Top Tips For Recording At Home
You don't have to do anything a particular way. Read all the guides, talk to lots of people, let them lead the conversation and mash together your own answers. When we were building the studio itself I'd stand in the aisles of Bunnings, act as innocent and clueless as was bearable and let tradies tell me everything they knew about construction. I learnt a lot this way, and eventually gathered a large enough collection of tips (and contradictions) to make me feel confident putting my own stirrups to concrete, drills to wood, snips to tin.
You do not need more gear. Every time I hear someone talk about the music they're going to make "...as soon as I get my hands on... [insert $1000 piece of Bla Bla Bla]..." I tune out. What they're saying is "I really want to make a record but I'm scared it won't be any good and this seems like a good excuse." You can make an album with one microphone. For this record we owned a cheap AKG large diaphragm condenser and 2x SM57s. I put a call out on Facebook for a drum mic kit and an absolute legend responded. It’s crucial that in a world of more and more ‘self-funded artists’ that it isn’t just the rich kids making records.
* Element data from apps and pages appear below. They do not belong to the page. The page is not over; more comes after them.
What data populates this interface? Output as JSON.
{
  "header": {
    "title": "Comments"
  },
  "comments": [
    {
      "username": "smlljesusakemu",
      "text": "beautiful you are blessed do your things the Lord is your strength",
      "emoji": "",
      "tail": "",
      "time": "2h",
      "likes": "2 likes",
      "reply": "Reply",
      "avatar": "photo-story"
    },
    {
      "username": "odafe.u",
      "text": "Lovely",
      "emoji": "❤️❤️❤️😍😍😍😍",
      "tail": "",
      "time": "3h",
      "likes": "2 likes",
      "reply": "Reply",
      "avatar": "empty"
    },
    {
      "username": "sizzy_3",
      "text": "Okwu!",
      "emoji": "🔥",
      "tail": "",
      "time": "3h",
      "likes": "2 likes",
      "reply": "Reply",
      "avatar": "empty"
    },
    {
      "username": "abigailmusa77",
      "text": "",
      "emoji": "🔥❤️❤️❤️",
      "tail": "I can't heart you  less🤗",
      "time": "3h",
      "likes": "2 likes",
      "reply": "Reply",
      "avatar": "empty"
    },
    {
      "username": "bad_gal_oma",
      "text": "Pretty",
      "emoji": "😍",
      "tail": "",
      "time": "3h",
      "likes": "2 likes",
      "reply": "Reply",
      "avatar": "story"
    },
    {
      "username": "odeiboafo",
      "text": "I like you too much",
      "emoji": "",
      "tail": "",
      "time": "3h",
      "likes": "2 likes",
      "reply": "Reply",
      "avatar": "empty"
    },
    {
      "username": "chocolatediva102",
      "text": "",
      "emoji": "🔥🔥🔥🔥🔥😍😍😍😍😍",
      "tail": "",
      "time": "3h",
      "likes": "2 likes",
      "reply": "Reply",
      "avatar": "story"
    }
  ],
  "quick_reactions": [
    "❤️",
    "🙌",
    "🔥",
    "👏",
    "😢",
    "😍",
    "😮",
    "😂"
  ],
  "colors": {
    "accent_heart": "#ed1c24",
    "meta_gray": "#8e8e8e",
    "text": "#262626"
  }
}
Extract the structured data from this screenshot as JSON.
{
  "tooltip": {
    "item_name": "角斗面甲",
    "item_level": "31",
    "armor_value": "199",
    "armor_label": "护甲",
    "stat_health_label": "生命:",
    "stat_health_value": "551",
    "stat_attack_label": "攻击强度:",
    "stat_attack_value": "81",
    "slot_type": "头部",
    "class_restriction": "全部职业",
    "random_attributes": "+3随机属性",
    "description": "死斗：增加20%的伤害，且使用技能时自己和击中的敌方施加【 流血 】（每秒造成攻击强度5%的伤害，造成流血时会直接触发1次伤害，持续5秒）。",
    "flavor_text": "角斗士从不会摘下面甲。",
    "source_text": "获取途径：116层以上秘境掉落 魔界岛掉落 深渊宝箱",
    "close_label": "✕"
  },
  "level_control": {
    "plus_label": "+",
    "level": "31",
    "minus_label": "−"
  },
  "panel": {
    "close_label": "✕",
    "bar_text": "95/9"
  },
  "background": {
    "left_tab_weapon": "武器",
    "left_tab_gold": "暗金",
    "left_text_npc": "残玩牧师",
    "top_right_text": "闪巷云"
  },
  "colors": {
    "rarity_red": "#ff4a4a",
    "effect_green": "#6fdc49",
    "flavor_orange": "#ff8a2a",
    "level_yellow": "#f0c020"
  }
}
Make a structure for how you're going to record, but be emotionally prepared to burn parts to the ground if necessary. For us the only part that was locked in when heading in to recording was the lyrics and melodies for each song and everything else was fair game. Interestingly enough though, after spending the entire third week being precious with all the hot teas, scarves and warm ups – and then recording horrible, emotionally void lead vocal takes – we ended up throwing the whole thing out and doing all the lead vocals in one really good four hour sprint. After trying to go about things the right way, of course, the better takes ended up being what was done on the fly, with the studio door open while feeling completely relaxed and with nothing to lose.
Have deadlines. People lose their shit on the dancefloor because they know they only have that song/hour/night in which to do it. For me, I can only get things done while in a state of mild to severe panic – the rest of the time is dedicated to rolling around, staring at things and mumbling poetics in my head that are gone as quickly as they arrive. Panic is good. And for this, deadlines are great. Knowing this about myself has led me to start setting up my life amidst a landscape of hard, immovable deadlines.
Listen. It's not just the proper noun for a phenomenal feminist movement and record label. It's actually a process some people do to better themselves and the things around them. News to me, but learning how to listen openly is what makes you good at home recording and making music in general. Relax (no deadline on this part yeah?). Go for a walk. Listen to your recordings in the same way you listen to the ready-made music you already love. On the tram, in bed, in the car. Your music doesn't have to sound good through a $10,000 sound system to be good music. My favourite moment of all time, listening to my own mix of the Beloved Elk album, was when I was cleaning out my van and it started to rain really heavily, and I got trapped in the back. The record was running from my laptop through an aux cable into one of those tape cassette converters that played into the car stereo. Rain on roof, freezing cold and some grainy, muffled angst tunes. Honest To God Bliss.
Just fucking feel and enjoy. Minors, Majors, and the extra mess in between that I don't understand.Feel it all
Beloved Elk will launch their debut album Distractions at the Curtin on Friday March 3. The album is out via Listen Records.